Friday, February 07, 2014

A quick note on bureaucracy

African friends, I know you all have tales of woe of your dealings of bureaucracy in your home countries, but allow me to quickly share with you my struggles to be paid for my forthcoming US publishing deal.

The US internal revenue service (IRS) requires me to get a tax number as an individual, so that I might then register my little company for tax purposes.  I had no idea what a hassle this was going to be.

To apply for my tax number, using application form W7, I have to do so by mail (and this from the people who invented the internet and online shopping).  In order to do so I need to prove my identity.  So, I need a copy of my passport and, not unreasonably, this needs to be certified.

But will the American government be satisfied with me going to a justice of the peace (as we do in Australia), or the local police station (as we do in South Arica) to have my copy certified?  No.

No, no, no, no, no.  I need to post my passport, a photocopy of it, my completed form W7, a reply express post envelope, AND a cheque for AUD $55 (that's about R550, South Africans) to the US consulate in Sydney so that they can certify my passport photocopy.  In fact, it costs even more than that as they only accept bank cheques - and that cost me another $10.  So it's more like R650 to have a photocopy certified.

Do these people have no money?

Errr.... hang on.  I think that's it.  To be fair, the American government probably has about as much money as Zimbabwe at the moment, but not even Mr Mugabe would have the hide to charge such fees.

Once I get my certified copy of my passport, my passport and my form W7 back (the consulate actually does nothing with the W7, they just want to have a look at it, because they're bored, or curious, or whatever), in five days I can then attempt step 2.

Step two requires me to send the W7 and the photocopy (certified by y'all) to Austin, Texas, where at some point some person will look at it, decide I am who I am, stamp it, and give me a number.  Said number will then be posted (not emailed or processed online) back to me in Australia.  Or perhaps Austria.

And then, I will be able to start the process of registering my company to pay tax, by mailing more forms to the US & A.

Oh, Africa, how I miss you.  At least there all I have to do is go to the counter and ask 'how much'?

1 comment :

Karen Bessey Pease said...

Ah, my friend….welcome to America!

A few years ago I had to go to the Post Office to sign for a registered letter from the IRS. Cost to American taxpayer to send this letter?
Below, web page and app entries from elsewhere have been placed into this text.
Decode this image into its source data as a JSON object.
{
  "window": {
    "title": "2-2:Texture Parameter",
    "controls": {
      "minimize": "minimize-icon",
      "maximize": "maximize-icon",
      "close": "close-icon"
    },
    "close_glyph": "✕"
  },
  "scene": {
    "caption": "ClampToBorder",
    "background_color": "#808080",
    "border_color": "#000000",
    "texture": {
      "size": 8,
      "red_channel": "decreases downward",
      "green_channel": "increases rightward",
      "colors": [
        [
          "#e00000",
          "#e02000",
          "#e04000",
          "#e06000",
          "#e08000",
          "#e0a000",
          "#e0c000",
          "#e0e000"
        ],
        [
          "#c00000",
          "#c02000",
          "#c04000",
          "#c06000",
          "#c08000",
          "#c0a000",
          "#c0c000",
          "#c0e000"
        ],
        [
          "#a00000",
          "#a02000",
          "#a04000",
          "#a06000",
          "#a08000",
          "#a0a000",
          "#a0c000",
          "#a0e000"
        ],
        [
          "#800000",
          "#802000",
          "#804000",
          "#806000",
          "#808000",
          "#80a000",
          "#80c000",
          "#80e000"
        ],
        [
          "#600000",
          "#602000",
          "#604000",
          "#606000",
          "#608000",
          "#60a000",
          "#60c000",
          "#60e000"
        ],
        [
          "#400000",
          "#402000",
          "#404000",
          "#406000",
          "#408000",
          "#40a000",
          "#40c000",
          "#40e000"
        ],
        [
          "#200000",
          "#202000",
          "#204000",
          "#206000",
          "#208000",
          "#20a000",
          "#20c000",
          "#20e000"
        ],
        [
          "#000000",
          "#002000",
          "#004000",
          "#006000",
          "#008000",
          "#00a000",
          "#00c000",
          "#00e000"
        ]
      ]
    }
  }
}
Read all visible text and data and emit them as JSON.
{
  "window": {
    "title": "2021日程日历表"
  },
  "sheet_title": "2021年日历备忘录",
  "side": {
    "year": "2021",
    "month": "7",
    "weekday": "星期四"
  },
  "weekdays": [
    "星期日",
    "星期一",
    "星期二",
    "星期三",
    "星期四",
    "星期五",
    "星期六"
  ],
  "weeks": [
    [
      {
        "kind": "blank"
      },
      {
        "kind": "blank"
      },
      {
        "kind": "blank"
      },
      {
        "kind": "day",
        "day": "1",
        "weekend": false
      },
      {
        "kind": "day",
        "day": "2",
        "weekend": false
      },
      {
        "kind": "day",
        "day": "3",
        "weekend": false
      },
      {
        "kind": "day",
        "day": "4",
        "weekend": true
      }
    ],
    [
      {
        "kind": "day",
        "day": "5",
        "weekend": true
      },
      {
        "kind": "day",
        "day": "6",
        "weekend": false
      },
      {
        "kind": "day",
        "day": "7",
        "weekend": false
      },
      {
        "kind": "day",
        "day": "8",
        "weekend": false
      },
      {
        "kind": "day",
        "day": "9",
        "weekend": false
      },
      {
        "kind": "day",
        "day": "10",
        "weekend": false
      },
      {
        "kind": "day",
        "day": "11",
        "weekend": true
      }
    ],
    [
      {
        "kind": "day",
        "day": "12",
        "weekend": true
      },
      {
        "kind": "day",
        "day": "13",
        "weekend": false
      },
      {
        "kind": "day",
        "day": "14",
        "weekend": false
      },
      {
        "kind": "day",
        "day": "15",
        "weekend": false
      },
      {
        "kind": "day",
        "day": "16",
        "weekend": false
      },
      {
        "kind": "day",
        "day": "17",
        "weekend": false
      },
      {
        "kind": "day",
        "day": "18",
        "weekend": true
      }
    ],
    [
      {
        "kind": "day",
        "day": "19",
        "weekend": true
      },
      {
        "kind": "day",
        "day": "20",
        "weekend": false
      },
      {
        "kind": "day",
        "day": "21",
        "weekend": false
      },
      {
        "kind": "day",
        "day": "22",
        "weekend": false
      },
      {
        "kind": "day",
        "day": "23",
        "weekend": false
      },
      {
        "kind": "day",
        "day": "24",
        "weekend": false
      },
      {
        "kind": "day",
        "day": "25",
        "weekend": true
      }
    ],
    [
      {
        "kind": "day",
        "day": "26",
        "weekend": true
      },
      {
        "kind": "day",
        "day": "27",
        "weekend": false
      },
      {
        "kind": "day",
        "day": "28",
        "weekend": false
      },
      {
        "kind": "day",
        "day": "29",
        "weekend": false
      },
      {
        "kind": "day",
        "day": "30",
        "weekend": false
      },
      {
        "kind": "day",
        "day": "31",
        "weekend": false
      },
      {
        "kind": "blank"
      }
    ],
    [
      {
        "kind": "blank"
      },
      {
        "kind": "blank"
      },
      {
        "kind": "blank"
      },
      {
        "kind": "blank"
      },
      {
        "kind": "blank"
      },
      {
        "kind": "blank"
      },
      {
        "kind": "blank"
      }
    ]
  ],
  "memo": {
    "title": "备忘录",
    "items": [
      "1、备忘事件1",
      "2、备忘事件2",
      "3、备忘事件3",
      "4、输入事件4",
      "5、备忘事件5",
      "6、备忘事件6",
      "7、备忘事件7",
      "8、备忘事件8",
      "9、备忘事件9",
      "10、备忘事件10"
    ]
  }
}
FOUR DOLLARS AND SEVENTY CENTS (plus cost of envelope, paper, labor to print, produce and mail the letter, plus etc. and so on and so forth.) Of course, getting a registered letter from that noble institution was cause for worry…so I opened the letter in the lobby, wondering what on earth I’d done…my friend, the Post Master, fidgeting by my side.

The letter informed me that I’d OVERPAID my most recent quarterly taxes by approximately THREE DOLLARS and if I didn’t direct the IRS on how to rebate that OVER-PAYMENT, I would be fined. I had ‘x’ number of days to inform them of my desire to receive a check…or to have the over-payment applied to the next quarter.

Perhaps you can imagine the conversation that ensued. T’was one of those times when I practiced my vernacular and encouraged others to do the same.

Our government is a mess. And agencies like the IRS are out of control. Common sense, ‘reason’ and (sometimes) integrity are the exception rather than the rule.

Ah…but the People! By and large, my fellow Yanks are phenomenal. And we know a good book when we read one.

I hope you won’t judge your first experience with the U.S. of A. by this single entity.

Can’t wait to see Tony Park on bookshelves here in Maine!